(Data records)
════════════════

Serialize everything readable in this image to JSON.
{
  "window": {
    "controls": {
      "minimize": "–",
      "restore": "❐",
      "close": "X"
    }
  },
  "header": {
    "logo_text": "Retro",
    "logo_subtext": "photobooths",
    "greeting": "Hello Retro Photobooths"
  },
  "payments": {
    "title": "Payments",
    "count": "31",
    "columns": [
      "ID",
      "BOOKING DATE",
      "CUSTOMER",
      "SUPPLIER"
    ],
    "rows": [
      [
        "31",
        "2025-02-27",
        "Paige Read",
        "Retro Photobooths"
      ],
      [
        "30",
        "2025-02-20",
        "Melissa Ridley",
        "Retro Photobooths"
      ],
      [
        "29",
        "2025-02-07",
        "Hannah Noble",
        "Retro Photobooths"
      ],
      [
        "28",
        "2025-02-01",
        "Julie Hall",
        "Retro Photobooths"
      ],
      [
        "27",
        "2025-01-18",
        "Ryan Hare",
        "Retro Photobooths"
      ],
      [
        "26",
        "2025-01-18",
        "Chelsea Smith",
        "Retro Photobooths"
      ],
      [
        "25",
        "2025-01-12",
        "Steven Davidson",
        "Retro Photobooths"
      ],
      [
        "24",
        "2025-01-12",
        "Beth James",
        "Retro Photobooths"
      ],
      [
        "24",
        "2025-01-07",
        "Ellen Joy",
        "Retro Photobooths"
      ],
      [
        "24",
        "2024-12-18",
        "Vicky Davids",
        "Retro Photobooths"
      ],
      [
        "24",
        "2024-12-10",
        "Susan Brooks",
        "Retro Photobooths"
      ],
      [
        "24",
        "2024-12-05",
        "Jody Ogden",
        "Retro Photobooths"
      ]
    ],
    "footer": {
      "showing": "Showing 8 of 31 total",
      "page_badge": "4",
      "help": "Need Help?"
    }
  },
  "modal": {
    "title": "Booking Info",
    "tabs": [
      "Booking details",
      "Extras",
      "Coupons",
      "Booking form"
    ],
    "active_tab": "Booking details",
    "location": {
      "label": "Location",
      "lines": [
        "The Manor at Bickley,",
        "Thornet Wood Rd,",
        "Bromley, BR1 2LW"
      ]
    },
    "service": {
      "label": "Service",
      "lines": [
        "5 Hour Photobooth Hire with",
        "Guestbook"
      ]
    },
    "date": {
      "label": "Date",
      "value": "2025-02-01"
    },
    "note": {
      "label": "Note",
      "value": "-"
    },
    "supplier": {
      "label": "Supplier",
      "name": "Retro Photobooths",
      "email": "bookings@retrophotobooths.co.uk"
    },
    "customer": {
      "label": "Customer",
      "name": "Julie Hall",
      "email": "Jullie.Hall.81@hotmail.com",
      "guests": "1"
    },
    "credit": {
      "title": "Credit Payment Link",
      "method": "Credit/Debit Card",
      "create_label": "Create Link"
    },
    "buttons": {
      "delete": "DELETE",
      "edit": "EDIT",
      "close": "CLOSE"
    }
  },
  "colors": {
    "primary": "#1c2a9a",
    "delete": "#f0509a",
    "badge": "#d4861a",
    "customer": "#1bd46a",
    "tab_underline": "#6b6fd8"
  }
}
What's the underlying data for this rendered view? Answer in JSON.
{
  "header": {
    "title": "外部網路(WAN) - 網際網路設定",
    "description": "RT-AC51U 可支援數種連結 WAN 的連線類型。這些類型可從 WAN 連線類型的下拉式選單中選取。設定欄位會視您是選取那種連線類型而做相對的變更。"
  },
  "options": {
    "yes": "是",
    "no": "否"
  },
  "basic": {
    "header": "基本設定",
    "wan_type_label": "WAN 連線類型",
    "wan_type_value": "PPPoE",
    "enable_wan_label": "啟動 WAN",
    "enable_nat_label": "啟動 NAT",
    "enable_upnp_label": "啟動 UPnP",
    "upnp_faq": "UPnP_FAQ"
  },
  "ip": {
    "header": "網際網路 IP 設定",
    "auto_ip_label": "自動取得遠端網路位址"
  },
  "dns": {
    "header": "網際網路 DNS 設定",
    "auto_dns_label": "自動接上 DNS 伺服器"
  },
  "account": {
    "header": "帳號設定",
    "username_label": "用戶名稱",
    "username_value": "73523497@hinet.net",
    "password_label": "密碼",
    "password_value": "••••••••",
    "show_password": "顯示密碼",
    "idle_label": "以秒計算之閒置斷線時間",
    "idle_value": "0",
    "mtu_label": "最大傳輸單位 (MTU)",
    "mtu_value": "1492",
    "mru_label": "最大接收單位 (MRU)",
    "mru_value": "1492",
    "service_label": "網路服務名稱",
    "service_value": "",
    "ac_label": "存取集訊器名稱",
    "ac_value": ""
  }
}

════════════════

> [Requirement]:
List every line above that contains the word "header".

> [Problem solution]:
  "header": {
  "header": {
    "header": "基本設定",
    "header": "網際網路 IP 設定",
    "header": "網際網路 DNS 設定",
    "header": "帳號設定",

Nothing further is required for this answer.